■ WHAT IS NEEDED:
Return each line of the records below that contains the word "artist".
*** Opening of DATASET EXCERPTS ***
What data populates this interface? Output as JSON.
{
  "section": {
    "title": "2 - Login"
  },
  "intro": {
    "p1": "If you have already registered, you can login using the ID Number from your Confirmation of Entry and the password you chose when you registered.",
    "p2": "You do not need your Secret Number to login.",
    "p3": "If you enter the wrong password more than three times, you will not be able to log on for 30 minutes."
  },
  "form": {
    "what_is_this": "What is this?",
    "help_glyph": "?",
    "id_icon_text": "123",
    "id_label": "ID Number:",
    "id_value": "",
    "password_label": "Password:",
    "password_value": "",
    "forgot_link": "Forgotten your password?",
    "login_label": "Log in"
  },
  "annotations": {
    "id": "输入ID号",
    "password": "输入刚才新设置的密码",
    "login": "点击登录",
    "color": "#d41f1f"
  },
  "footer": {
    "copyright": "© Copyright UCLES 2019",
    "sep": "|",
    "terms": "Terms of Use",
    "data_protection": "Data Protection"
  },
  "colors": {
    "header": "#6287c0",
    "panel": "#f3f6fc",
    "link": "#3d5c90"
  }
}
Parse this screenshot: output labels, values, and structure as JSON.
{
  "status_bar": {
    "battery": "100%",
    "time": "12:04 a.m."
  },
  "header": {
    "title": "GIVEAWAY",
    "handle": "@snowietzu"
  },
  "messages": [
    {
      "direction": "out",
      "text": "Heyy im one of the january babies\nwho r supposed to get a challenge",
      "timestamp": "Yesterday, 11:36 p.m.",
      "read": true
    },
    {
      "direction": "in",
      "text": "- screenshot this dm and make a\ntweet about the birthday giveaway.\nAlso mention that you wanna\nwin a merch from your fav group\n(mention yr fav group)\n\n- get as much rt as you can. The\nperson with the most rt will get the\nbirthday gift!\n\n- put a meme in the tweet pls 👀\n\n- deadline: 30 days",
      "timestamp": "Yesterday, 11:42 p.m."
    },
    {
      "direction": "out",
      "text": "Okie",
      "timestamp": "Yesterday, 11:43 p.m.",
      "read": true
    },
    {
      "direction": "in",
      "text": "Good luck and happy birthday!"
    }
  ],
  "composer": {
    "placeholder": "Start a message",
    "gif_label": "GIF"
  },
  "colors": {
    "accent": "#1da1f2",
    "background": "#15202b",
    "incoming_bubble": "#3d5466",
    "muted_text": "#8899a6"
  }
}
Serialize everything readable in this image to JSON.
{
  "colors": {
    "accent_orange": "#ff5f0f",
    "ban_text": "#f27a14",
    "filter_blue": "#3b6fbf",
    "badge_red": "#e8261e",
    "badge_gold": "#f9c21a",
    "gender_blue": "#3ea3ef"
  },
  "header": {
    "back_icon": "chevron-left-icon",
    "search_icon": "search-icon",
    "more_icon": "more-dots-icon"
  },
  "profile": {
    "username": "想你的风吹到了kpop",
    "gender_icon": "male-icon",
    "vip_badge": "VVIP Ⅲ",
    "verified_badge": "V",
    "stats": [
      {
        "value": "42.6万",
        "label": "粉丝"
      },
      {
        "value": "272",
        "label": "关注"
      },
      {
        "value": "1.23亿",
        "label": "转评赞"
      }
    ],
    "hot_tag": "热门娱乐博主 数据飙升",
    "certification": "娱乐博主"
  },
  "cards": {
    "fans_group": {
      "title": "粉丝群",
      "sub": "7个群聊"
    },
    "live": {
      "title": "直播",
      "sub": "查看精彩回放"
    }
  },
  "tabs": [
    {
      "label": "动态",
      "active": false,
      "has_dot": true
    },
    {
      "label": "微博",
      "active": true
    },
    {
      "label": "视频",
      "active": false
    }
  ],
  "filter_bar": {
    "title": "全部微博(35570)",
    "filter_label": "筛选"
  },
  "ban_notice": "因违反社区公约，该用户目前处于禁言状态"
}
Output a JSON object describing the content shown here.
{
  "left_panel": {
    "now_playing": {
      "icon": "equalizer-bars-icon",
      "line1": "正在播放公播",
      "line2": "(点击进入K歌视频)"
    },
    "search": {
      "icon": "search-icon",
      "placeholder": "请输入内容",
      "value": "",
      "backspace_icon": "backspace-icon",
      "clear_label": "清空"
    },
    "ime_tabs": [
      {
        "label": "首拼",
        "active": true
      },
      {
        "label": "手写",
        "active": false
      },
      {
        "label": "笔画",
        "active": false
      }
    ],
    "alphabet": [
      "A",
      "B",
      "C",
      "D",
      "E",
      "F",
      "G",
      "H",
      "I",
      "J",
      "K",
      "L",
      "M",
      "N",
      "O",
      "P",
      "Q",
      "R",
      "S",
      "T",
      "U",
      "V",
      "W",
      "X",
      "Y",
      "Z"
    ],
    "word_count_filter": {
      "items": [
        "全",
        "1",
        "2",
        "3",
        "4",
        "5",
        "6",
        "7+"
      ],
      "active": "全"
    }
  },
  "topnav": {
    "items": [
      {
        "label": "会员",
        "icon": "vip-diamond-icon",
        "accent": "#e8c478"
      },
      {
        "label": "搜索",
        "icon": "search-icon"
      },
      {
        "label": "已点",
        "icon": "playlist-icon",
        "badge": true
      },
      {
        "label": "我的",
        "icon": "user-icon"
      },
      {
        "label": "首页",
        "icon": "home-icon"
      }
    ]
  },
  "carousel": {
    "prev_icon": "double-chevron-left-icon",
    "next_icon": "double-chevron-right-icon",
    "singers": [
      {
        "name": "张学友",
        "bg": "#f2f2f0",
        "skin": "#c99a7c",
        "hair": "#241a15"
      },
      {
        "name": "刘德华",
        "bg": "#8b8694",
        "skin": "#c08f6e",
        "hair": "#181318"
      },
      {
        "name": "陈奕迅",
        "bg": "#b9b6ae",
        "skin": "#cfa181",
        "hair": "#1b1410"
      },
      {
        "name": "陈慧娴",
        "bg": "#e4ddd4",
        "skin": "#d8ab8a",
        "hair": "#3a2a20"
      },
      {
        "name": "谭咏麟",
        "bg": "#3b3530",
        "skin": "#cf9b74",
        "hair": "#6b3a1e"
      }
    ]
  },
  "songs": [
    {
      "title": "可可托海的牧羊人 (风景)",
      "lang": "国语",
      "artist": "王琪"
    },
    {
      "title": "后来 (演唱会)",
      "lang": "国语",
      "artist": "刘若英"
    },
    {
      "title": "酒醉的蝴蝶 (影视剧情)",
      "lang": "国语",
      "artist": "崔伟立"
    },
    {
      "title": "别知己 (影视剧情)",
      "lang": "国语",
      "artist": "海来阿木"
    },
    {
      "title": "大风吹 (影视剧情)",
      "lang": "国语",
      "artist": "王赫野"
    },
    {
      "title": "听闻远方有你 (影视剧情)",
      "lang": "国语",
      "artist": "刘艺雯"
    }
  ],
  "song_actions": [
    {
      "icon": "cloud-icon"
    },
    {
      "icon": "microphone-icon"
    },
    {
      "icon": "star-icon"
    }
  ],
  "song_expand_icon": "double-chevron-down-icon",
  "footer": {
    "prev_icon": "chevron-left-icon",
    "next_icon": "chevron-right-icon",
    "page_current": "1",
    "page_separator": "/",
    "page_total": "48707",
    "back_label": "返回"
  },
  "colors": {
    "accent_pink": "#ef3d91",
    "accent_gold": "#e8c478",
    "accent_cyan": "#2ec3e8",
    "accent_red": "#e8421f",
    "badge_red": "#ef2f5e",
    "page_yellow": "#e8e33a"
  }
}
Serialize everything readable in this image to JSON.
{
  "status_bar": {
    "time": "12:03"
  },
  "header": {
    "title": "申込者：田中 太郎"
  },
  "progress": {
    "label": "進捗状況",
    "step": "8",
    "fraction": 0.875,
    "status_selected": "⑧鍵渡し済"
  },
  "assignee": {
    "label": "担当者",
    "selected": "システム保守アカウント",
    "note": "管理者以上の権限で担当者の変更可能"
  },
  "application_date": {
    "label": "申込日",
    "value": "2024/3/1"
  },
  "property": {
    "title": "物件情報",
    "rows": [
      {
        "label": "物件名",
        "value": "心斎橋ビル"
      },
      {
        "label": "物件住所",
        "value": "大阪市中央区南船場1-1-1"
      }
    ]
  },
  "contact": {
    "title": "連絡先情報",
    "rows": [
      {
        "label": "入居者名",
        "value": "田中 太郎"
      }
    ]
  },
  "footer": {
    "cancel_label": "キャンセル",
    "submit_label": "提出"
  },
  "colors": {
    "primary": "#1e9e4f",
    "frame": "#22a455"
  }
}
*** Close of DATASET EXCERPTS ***
■ ANSWER FOR THIS EXERCISE:
      "artist": "王琪"
      "artist": "刘若英"
      "artist": "崔伟立"
      "artist": "海来阿木"
      "artist": "王赫野"
      "artist": "刘艺雯"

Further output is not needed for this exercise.